Strategic contributions and leadership start with knowledge, which is where training leaders need to begin as they work to elevate the role and image of the training organization. Below are several engagement best practices learning leaders can embrace as they partner with peers from across their organization.

Know Your Client – Gain extensive insight into the operations and strategy of the business unit you are supporting. By knowing the business group – their mission, their challenges, their team, their operations—you can truly become a partner in performance improvement. This effort will not only win you the trust of business unit managers, but also give you the understanding needed to help them identify skill and knowledge needs within their organization.

Knowing that you can’t become an expert in every process and operational detail, focus on answering the following questions:

  • What specific challenges is the business unit facing?
  • What measurements and metrics does the unit use to analyze performance?
  • How are initiatives of the business unit tied to the company’s greater business strategy?

Learn to Speak Their Language – Every industry, every business and every business group seems to develop its own language. Take time to also learn the lingo and acronyms of the business groups you are helping. This small effort demonstrates your commitment to learning their work and challenges.

Share Training’s Value – Be sure and treat your business peers as partners as well by explaining how training can help them better meet their business objectives and enhance team performance. Give them insight into your training strategy and how a deliberate learning approach will enhance their operations today and ensure they are developing the resources they need tomorrow.

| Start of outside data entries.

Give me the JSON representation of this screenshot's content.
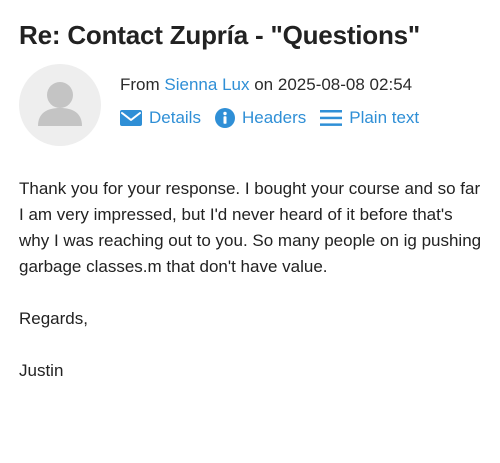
{
  "message": {
    "subject": "Re: Contact Zupría - \"Questions\"",
    "from_prefix": "From",
    "sender_name": "Sienna Lux",
    "date_prefix": "on",
    "date": "2025-08-08 02:54",
    "actions": [
      {
        "label": "Details",
        "icon": "envelope-icon"
      },
      {
        "label": "Headers",
        "icon": "info-icon"
      },
      {
        "label": "Plain text",
        "icon": "lines-icon"
      }
    ],
    "body": {
      "paragraph1": "Thank you for your response.  I bought your course and so far I am very impressed, but I'd never heard of it before that's why I was reaching out to you.  So many people on ig pushing garbage classes.m that don't have value.",
      "closing": "Regards,",
      "signature": "Justin"
    }
  },
  "colors": {
    "link": "#2f8fd6",
    "text": "#222222",
    "avatar_bg": "#eeeeee",
    "avatar_fg": "#c4c4c4"
  }
}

Link to Unit Objectives & Business Strategy – Just as the business unit has had to link its work and objectives to the overall business strategy, training can map its solutions in the same way. Will the training services you deliver support the business unit’s objectives and align with the company strategy? If not, it’s time to go back and work with the unit manager. You may have found a case when a training need is not supporting business objectives and needs to be modified to increase its ability to impact business results.

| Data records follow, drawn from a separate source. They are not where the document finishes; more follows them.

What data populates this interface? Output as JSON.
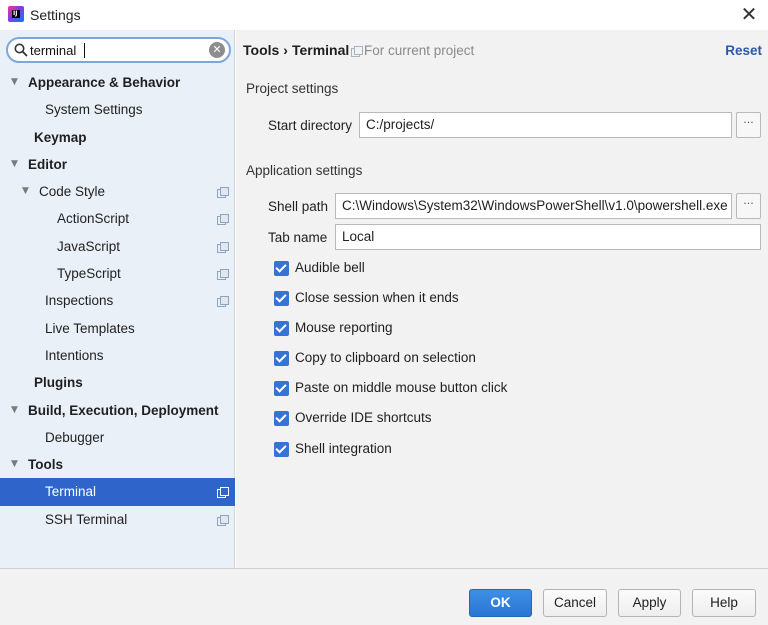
{
  "window": {
    "title": "Settings",
    "app_icon_letter": "IJ",
    "close_glyph": "✕"
  },
  "sidebar": {
    "search": {
      "value": "terminal",
      "clear_glyph": "✕"
    },
    "items": [
      {
        "label": "Appearance & Behavior",
        "bold": true,
        "arrow": "▼"
      },
      {
        "label": "System Settings"
      },
      {
        "label": "Keymap",
        "bold": true
      },
      {
        "label": "Editor",
        "bold": true,
        "arrow": "▼"
      },
      {
        "label": "Code Style",
        "arrow": "▼"
      },
      {
        "label": "ActionScript"
      },
      {
        "label": "JavaScript"
      },
      {
        "label": "TypeScript"
      },
      {
        "label": "Inspections"
      },
      {
        "label": "Live Templates"
      },
      {
        "label": "Intentions"
      },
      {
        "label": "Plugins",
        "bold": true
      },
      {
        "label": "Build, Execution, Deployment",
        "bold": true,
        "arrow": "▼"
      },
      {
        "label": "Debugger"
      },
      {
        "label": "Tools",
        "bold": true,
        "arrow": "▼"
      },
      {
        "label": "Terminal",
        "selected": true
      },
      {
        "label": "SSH Terminal"
      }
    ]
  },
  "main": {
    "breadcrumb": {
      "parent": "Tools",
      "separator": "›",
      "current": "Terminal"
    },
    "scope_label": "For current project",
    "reset_label": "Reset",
    "project_section": "Project settings",
    "start_directory": {
      "label": "Start directory",
      "value": "C:/projects/"
    },
    "application_section": "Application settings",
    "shell_path": {
      "label": "Shell path",
      "value": "C:\\Windows\\System32\\WindowsPowerShell\\v1.0\\powershell.exe"
    },
    "tab_name": {
      "label": "Tab name",
      "value": "Local"
    },
    "browse_glyph": "···",
    "checkboxes": [
      {
        "label": "Audible bell",
        "checked": true
      },
      {
        "label": "Close session when it ends",
        "checked": true
      },
      {
        "label": "Mouse reporting",
        "checked": true
      },
      {
        "label": "Copy to clipboard on selection",
        "checked": true
      },
      {
        "label": "Paste on middle mouse button click",
        "checked": true
      },
      {
        "label": "Override IDE shortcuts",
        "checked": true
      },
      {
        "label": "Shell integration",
        "checked": true
      }
    ]
  },
  "footer": {
    "ok_label": "OK",
    "cancel_label": "Cancel",
    "apply_label": "Apply",
    "help_label": "Help"
  },
  "colors": {
    "accent": "#2f65ca",
    "checkbox": "#3574d4",
    "link": "#2c58a8",
    "sidebar_bg": "#eaf0f7"
  }
}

Measure & Report – One of the best ways to convince your business colleagues and executive leaders of training’s value is to give them the evidence. Be sure you define metrics that can clearly measure the impact training has on business performance and measure and report them regularly. Reports come in several forms—from progress and performance status to manager surveys.

Provide Anecdotes – It’s also a good idea to provide anecdotal evidence, such as stories of new wins or milestones achieved. These stories bring reports to life and show the benefits of training in action sumo suits for sale.

The hard work of learning your clients’ business—their needs, processes, challenges and objectives—is the kind of work that can elevate the reputation of training. As you increase your business knowledge, you increase your ability to give strategic, thoughtful input to company managers and leaders. Rather than coming to you with specific training requests, business managers will invite you to “take a seat at the table” to discuss business strategy. They will look to training not just for a service but for thoughtful insight and smart learning tactics that support overall business goals and objectives.

How strategic is your learning organization today? Is your team treated like a consultative partner or a service provider? I look forward to hearing how you are increasing your “strategic” reputation.

About Tina Jandris

Tina Jandris' role on the CARA team: overall leadership and direction of operations. As CARA’s General Manager, I am responsible for daily operations and financial performance of the company, including sales and recruiting productivity and service delivery. My primary focus is to accelerate the expansion of CARA’s footprint in the learning and performance industry.